There is salad too, in March a winter one of bitter greens and orange segments scattered with shards of green and black olives boosted by dice of Feta and topped with shavings of Parmesan. The composition may use products imported from Greece and Italy but this was the taste of British food, a cuisine that has proven nothing if not promiscuous across the centuries. The great trading nation has imported scores of staples like Parmesan, anchovies and wine since Elizabethan times to stamp its island cuisine in a peculiar and appealing way.
You must make reservation for hearty high tea of an afternoon at the Pleasant House; on Sunday you may eat an English roast with its traditional trimmings. Do not let reference to high tea mislead you; It looks more like a working class caff in an English industrial city than a dining destination, but destination it ought to be.
This is a homely place that stands on no pretension; in fact it is a bit of a dump, one where we are happy to spend contented hours. You can still find this friendly, funky atmosphere in dives all over Chicago. They may serve different kinds of food but the feel is much the same. The species is a national treasure, endangered elsewhere now and routed in its former redoubts like Brooklyn or Seattle by battalions of hipster gentry.
Back in Bridgeport Art or Chelsea or both of them will interrupt the baking to serve your food, and if they appear harried--they work hard--they will take the time to answer questions and chat you up. They run out of forks and run back to the kitchen for more, or improvise with takeout plastic. You can help yourself to the HP and hot sauce if they forget, and get more food on the fly.

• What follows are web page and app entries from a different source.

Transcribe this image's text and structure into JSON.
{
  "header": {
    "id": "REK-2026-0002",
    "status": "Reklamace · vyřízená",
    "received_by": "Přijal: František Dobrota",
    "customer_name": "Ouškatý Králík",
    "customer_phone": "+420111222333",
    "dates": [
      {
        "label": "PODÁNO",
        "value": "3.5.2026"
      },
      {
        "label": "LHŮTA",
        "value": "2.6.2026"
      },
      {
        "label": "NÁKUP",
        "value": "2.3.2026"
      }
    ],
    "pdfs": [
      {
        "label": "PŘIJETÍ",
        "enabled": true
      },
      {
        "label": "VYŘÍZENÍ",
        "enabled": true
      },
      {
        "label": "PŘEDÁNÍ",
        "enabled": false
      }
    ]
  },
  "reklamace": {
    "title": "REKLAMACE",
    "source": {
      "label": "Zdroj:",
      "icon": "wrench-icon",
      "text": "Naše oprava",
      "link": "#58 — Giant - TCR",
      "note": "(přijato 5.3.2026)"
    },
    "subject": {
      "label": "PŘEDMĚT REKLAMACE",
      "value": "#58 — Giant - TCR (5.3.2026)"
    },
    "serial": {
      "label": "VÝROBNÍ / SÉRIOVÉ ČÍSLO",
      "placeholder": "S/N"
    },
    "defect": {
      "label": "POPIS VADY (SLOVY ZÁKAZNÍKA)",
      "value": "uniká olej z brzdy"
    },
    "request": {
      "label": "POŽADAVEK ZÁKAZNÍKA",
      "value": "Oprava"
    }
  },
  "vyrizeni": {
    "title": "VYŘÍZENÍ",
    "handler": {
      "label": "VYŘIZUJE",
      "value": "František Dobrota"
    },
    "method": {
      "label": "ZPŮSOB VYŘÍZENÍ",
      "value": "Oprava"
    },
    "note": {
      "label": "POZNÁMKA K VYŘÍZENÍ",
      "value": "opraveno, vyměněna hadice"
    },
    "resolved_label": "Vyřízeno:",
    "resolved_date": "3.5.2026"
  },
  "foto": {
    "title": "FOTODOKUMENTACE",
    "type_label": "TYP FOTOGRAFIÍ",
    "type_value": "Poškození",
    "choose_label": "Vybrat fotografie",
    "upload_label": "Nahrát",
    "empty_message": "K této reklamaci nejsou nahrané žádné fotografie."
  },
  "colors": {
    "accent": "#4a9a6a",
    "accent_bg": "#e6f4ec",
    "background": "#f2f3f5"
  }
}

A satisfied customer at The Pleasant House.
5. A linguistic controversy.
No liquor license? No problem. Go to Maria’s Packaged Goods and Community Bar next door to pick up a six; they stock dozens of craft ales from across the United States and around the world in their big old wooden icebox. The place is what some Chicagoans call a slashie, although a certain controversy attaches to the term, which does not seem to have appeared in print before 2006. That in itself is not dispositive, for we have seen how the publications of food terms and recipes can lag for a considerable time behind usage.
Pedantic guardians of Chicago’s linguistic flame dislike ‘slashie’ as something novel, but the term is an excellent way to describe Maria’s. Walk past the packy through a narrow hall and an inviting bar stretches the length of the back room. There is good draft beer here, and good food too, because Maria’s and the Pleasant House are friendly. Visit or call the latter and they will serve you anything from their menu next door at the former.
Unlike the Pleasant House, Maria’s has been around, if under various names, for a long time. It is a Bridgeport institution. Good food is not; Art cites its absence as a major incentive to open in the neighborhood. He wanted, he says, to bring its people something that they lacked. That contention is no marketing gimmick or icky slogan. The Pleasant House already has its haunting of regulars; some of them play soccer and first dropped by for postgame refueling some time ago. Everyone got to talking and now Pleasant House sponsors Royal Pie F.C. right in the heart of Bridgeport. Buy a shirt and help the cause.
Art Jackson's recipe for kale and mushroom pie from the Pleasant House Bakery appears in the practical.
Clementine Paddleford, The Great American Cookbook (New York 2011); orig. publ. as How America Eats (New York 1960)